I went back in and thought of what an example Carl is. How many of us think we should go for a walk or should do this or that – and for all kinds of lame reasons, we never do it? We never get up off our butts to do all we can with this gift we have called life.
You see, Carl, is battling a rare form of brain cancer and because of that, his priorities are clearly in order.
Recently I heard a lady speak at Aquinas. She was talking about how she had had a stroke and was sharing her recovery process. She said, “I looked up to God and said, ‘OK, God, you got my attention!’ “
Perhaps that is the problem with the rest of us. Life is daily and we take it for granted and it hasn’t gotten our attention yet.
I talked about this with my brother-in-law, Mike Devereaux, who has just reached almost four years of recovery from stage 3 Non-Hodgkin’s lymphoma. Mike said, “Cancer is a taker. It takes all kinds of things from you, but it is also a giver. It gives you opportunity. I was given the opportunity to become more — more of a husband, father and friend. I choose to take those opportunities.”
Today, this moment, now, is the most precious thing we will ever own. All the world’s wealth can’t buy it. It is a pure gift from God to each of us. We each get our own very special gift of life to be used however we choose.
In the routine of life, people often put lids on themselves. They do this by avoiding risks, being afraid, saying no to positive opportunities, staying in their comfort zones.
This gift of life is terminal. None of us get out alive. We also have no idea when our time will be up. As an old country song by Billy Dean says, “‘Cause we’re only here for a little while . . . “ Like it or not, there is no greater truth.
I am always struck by the fact that there are no funeral hearses with U-hauls behind them. We go out alone. We leave all our “stuff.” Most of us will leave to do lists undone.

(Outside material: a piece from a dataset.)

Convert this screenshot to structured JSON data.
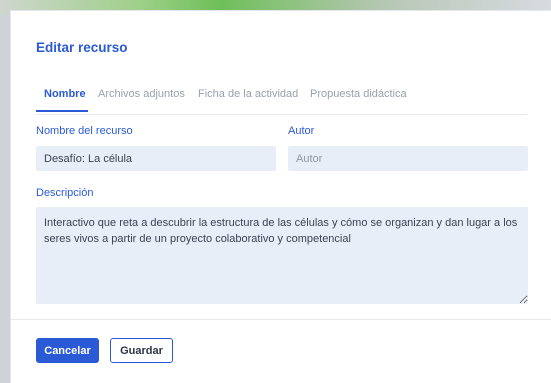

Carl shared thoughts with me. “This is a time where family and friends are much more important to me. I have a strong belief in God. Living with existing illness that may lead to one’s death makes me much more appreciative of the actions in life that are connected to friendships and learning. We all hope for ourselves and our family to keep moving forward in life for goodness and with kindness. We all want to move in a direction that is positive and makes a difference.”
A friend added, “We all have to deal with the cards we are dealt. Being prepared helps us as we enter all the different periods we go through in life. We have to adjust to the new normals in our lives.”
My friend, Amy Homich, put it in different words. Amy is a breast cancer survivor and her beautiful little daughter is a cancer survivor, also. Maddie had leukemia when she was 22 months old and just celebrated her 7-year cure date. Amy’s words of wisdom are, “You need to put on your big girl pants and just deal with it!” Amy’s great sense of humor only adds to her wise perspective. I find I often am helped by her words.
As I watch my friends that face tough times like these, I am inspired by their positive attitudes, their strong faith in God and their clear perspective on what is important in life. They give us an opportunity to examine how we live our lives and to learn from them.
Perhaps on a warm sunny day soon, you can go for a quiet walk with yourself and think about these things. As Mike reminds us, no matter what, we are all also given opportunity. We need to choose to take the opportunities.
I will close by one of my favorite poems by Horace Mann.
Somewhere between sunrise and sunset
One 24 hour, 24 carat golden day
Each hour studded with 60 diamond minutes
Each minute studded with 60 ruby seconds.
But don’t bother to look for it,
Because it’s gone forever
That wonderful golden day,
I lost today.
After I finished this column, I went to have dinner with a friend from Canadian Lakes. She is in the midst of chemotherapy for stage 3 cancer. What she told me just seemed to follow the above poem. She said, “I just live for today. I get up every day and think, ‘what a beautiful day’, and then I think of all my many blessings. I work on my relationship with God and I stay positive.”
The present is where she chooses to consciously live. And, really, shouldn’t we all be doing that? The past is done and the future isn’t here. Living positively for today — that’s the ticket.
Maureen Burns, a Greenville resident, is a professional speaker and author. Her e-mail address is firstname.lastname@example.org.